[TASK DIRECTIONS] Copy each line of the following data that contains "General".

(Component data from apps and pages)
--------------------------------

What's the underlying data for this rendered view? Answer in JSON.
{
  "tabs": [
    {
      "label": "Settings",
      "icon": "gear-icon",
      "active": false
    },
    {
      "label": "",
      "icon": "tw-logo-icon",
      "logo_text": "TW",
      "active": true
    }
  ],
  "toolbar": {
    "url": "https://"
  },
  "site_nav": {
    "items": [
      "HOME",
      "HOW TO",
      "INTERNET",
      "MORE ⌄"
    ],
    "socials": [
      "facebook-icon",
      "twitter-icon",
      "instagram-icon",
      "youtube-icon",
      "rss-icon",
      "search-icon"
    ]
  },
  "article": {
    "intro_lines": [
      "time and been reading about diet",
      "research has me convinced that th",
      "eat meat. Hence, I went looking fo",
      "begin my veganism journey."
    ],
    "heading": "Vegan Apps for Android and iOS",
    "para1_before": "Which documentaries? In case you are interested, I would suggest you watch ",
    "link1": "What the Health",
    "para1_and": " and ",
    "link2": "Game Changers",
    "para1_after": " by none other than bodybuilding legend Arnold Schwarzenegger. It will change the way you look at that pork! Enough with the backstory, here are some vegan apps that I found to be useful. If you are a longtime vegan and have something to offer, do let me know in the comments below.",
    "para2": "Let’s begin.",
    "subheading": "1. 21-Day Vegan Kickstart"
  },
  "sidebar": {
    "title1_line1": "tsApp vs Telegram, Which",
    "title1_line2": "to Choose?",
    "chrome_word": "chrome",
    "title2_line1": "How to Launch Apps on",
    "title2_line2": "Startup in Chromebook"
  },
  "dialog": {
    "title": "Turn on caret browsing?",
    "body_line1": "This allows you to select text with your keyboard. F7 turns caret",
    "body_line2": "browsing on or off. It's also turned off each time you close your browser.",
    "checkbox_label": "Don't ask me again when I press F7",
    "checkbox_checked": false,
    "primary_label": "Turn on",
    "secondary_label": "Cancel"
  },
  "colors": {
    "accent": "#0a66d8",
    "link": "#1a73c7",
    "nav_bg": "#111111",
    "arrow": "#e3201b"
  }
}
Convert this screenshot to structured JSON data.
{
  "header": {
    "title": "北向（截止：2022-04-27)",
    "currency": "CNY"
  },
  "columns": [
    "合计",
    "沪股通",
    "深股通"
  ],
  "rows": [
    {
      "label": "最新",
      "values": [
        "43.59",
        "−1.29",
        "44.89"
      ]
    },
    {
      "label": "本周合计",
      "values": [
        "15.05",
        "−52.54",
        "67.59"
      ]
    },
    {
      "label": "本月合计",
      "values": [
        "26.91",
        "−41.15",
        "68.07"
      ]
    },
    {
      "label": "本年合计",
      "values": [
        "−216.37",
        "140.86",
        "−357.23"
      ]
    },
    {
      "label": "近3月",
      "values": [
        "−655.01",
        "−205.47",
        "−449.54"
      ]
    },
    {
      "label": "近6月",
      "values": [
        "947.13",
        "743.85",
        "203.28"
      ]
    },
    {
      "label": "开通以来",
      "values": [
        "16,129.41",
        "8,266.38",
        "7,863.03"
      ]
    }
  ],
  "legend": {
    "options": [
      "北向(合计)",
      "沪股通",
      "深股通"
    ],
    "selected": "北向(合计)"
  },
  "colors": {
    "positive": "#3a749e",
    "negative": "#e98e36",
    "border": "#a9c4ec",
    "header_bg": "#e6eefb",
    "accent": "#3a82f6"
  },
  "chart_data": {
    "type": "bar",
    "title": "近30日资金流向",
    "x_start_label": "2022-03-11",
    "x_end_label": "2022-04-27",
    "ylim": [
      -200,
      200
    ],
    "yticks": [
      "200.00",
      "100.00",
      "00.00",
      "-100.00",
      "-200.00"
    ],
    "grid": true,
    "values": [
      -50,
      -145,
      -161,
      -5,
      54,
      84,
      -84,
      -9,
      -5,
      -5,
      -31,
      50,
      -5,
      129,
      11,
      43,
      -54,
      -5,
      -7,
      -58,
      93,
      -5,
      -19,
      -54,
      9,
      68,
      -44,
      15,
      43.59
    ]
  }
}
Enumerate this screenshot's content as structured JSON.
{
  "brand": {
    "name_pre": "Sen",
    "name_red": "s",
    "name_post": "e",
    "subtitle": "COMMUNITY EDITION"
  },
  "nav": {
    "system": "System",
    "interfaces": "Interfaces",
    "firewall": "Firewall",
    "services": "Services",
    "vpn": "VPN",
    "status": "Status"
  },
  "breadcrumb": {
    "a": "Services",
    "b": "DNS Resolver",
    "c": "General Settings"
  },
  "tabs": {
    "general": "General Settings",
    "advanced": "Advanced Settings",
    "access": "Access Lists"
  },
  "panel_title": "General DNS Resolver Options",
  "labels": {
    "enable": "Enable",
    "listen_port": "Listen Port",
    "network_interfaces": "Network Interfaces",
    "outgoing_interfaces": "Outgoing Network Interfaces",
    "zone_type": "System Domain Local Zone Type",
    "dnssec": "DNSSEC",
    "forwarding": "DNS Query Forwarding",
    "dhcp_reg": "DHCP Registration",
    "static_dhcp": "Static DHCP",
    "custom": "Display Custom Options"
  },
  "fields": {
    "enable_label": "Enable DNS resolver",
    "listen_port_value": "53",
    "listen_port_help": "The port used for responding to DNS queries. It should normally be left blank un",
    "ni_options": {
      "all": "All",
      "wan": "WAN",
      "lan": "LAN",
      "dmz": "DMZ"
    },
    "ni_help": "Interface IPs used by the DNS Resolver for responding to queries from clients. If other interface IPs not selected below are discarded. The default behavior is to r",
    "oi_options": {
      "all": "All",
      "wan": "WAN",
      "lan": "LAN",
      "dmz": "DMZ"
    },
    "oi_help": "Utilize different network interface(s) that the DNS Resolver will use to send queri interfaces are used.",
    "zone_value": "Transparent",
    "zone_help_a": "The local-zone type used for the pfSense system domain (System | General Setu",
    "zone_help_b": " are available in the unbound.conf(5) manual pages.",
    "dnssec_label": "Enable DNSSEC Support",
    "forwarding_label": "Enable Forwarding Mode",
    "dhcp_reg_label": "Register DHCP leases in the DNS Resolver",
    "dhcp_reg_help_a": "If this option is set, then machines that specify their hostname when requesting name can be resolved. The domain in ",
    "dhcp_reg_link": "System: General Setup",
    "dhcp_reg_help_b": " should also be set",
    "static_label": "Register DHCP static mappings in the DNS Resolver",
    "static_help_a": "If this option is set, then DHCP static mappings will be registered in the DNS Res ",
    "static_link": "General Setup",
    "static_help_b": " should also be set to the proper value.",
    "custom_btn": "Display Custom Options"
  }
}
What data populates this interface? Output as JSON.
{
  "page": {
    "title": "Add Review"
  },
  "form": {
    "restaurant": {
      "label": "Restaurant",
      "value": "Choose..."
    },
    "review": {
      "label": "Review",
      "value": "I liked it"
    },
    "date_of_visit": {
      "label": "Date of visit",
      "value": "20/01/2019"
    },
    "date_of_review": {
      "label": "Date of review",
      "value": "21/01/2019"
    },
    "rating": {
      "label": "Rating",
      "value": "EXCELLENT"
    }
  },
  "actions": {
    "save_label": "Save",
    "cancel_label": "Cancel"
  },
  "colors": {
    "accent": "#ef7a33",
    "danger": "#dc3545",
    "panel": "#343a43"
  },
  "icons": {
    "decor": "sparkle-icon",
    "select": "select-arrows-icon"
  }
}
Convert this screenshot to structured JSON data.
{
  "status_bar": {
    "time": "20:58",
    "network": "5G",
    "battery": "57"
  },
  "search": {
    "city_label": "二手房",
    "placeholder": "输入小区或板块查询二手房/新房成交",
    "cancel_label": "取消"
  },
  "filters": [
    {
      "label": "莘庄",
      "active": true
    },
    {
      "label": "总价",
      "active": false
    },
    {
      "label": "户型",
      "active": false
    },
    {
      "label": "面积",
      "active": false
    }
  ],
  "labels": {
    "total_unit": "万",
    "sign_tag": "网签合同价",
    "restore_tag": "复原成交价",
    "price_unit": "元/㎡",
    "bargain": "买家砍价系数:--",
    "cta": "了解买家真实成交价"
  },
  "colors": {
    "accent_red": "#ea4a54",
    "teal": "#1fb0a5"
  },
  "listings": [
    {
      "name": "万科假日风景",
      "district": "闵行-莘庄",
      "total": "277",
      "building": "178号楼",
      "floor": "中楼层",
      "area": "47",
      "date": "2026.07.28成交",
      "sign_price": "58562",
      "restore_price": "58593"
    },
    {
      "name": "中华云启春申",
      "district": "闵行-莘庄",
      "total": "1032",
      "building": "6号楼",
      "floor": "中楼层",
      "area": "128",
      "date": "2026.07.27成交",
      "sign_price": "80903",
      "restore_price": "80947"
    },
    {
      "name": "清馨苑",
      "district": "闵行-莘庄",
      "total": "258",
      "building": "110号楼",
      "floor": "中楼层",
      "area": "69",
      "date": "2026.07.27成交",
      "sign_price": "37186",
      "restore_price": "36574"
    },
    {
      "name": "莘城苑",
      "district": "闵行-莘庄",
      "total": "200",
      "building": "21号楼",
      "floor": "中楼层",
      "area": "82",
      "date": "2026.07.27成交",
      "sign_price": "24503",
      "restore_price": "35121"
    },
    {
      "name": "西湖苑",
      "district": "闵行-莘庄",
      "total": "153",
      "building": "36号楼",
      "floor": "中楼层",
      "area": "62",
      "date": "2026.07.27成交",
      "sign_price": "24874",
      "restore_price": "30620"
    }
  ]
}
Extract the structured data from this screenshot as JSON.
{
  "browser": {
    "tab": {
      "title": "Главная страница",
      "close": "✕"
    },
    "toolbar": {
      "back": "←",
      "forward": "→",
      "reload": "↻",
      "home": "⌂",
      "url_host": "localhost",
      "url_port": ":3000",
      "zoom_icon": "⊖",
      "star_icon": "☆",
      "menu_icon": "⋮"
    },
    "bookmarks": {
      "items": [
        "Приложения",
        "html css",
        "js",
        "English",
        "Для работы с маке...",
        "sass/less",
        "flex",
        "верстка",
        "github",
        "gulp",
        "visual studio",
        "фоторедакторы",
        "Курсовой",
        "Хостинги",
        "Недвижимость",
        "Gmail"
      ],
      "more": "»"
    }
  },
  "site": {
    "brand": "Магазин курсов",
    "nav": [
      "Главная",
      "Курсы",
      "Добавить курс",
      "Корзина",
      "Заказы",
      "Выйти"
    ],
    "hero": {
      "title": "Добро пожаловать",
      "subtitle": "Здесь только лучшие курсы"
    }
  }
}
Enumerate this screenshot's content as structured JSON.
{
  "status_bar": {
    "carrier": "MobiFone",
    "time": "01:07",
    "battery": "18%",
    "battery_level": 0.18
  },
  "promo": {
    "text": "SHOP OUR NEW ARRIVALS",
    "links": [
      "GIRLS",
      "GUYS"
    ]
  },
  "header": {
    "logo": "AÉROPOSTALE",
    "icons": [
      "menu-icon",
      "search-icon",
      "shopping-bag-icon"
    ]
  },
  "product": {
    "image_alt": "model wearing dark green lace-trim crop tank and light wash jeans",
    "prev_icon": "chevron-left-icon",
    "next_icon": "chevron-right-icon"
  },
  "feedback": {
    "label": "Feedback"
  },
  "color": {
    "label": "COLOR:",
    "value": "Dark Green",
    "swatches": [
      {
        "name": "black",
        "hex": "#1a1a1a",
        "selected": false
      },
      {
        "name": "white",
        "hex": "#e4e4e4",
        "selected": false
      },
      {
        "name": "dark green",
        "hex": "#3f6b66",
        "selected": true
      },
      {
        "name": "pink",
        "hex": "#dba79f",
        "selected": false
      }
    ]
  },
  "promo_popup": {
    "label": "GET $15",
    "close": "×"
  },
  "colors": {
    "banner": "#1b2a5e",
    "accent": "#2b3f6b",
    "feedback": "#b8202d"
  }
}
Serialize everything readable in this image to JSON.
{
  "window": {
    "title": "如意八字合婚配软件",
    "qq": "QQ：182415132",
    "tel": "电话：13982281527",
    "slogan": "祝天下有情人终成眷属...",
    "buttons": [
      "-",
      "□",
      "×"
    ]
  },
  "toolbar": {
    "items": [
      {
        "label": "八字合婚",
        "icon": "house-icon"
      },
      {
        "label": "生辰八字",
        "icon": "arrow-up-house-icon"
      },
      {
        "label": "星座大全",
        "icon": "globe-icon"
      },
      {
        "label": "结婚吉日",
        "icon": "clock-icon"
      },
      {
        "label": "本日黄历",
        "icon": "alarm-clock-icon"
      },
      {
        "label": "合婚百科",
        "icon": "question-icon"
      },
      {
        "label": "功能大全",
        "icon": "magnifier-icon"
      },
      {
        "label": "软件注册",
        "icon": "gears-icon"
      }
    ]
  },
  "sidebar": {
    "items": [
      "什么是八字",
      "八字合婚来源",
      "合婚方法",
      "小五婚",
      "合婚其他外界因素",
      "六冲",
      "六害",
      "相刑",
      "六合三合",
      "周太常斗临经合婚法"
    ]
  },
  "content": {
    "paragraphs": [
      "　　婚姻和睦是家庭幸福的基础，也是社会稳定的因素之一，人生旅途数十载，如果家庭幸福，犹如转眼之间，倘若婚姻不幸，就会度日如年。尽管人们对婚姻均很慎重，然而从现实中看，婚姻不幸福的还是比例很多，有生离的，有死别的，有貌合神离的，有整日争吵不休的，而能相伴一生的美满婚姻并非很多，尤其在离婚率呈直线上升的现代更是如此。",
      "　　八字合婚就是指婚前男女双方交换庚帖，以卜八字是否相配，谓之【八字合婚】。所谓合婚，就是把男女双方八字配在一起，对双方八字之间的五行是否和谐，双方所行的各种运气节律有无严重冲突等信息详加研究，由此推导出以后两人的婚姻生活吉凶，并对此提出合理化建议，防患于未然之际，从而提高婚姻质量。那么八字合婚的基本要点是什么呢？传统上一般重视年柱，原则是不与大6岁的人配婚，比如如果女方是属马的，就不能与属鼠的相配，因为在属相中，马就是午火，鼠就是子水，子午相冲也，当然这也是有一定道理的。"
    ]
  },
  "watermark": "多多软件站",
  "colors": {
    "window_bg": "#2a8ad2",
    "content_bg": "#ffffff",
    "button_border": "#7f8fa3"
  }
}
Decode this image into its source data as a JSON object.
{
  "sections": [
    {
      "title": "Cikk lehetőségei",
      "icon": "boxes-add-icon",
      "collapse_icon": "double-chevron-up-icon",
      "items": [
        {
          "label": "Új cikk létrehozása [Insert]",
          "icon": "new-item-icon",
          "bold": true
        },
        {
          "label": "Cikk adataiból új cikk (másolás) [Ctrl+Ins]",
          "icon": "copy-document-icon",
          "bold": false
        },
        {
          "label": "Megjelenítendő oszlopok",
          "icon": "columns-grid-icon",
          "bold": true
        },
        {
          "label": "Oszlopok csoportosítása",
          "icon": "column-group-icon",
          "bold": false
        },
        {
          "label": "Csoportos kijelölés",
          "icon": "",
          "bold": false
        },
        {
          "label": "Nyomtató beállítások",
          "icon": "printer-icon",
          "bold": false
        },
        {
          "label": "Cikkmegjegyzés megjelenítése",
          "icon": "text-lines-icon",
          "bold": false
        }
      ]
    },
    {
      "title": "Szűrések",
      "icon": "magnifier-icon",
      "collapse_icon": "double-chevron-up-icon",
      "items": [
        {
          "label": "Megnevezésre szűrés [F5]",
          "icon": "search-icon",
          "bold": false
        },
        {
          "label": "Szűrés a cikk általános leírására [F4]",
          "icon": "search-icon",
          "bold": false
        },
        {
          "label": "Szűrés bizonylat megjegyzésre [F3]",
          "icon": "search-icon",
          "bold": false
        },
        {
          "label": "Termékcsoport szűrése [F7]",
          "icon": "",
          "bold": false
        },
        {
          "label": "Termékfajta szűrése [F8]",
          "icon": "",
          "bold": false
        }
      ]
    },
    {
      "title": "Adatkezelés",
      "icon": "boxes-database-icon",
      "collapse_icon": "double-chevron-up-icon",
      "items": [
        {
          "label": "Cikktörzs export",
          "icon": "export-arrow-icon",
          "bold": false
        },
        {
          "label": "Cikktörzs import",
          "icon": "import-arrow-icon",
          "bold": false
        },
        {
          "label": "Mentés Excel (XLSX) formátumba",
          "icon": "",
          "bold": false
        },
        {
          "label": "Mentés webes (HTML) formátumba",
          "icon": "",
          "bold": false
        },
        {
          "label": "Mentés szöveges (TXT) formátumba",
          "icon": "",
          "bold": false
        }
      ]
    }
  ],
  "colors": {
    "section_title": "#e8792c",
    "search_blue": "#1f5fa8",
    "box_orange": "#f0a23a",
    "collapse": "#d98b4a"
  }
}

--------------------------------

[WRITTEN ANSWER]
    "c": "General Settings"
    "general": "General Settings",
  "panel_title": "General DNS Resolver Options",
    "zone_help_a": "The local-zone type used for the pfSense system domain (System | General Setu",
    "dhcp_reg_link": "System: General Setup",
    "static_link": "General Setup",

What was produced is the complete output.